        I think they suffer from a syndrome of clever ideas. they get attracted to an idea and try to run with it even if the end result is not as good as the idea. case in point: their popcorn shrimp, they thought it would be clever to use crunched up popcorn to make a batter for shrimp. this was not good, now they are trying to save the dish by abandoning the batter and tossing some stale popcorn in the middle. I think they should just abandon the idea or try to perfect it in the lab. they make some good things but they need to learn quickly not to subject customers to half-baked cleverness.

        1. re: zfwp

          Great on imagination, but short on execution?

          1. re: sandylc

            "Great on imagination, but short on execution?"

            they can make some good things so they obviously can execute but the infatuation with word allusions is only as good as the end result. popcorn shrimp has nothing to do with popcorn. to play on the word by actually introducing popcorn has nothing to do with good cooking. it could provide an idea that might lead to good cooking but in this case it has not. good cooks are good cooks maybe they are literature majors too but the standards of words and the standards of cooking are different...

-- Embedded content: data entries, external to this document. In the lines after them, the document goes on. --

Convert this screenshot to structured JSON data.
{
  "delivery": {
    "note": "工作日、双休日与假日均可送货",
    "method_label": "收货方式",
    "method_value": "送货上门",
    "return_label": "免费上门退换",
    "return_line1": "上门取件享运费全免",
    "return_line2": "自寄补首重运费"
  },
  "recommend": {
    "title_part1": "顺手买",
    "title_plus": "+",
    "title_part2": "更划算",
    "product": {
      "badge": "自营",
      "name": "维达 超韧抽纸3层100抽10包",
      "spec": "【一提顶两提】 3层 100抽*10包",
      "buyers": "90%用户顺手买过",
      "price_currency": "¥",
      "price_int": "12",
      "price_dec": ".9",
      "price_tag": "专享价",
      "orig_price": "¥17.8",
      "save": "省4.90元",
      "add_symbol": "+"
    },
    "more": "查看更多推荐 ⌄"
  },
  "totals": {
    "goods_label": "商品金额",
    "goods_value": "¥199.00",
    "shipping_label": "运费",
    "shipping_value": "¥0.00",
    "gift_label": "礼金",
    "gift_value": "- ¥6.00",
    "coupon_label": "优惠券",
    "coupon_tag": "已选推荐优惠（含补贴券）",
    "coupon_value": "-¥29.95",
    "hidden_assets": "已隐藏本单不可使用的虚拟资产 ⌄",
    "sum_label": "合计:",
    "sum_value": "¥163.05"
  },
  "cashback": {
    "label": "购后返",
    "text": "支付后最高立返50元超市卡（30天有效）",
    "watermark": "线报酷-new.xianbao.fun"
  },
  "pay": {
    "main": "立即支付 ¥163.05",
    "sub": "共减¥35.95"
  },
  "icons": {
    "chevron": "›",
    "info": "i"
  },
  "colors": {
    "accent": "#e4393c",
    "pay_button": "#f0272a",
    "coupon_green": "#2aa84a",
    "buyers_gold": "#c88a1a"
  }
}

            1. re: zfwp

              Somewhat along those lines, "Cock(tail) Teasers", and drinks like "Tickle My Tiny Pickle", are just embarrassing.

              1. re: american_idle

                it just gets me thinking of General Chang's Taco Italiano and the Fryin' Dutchman...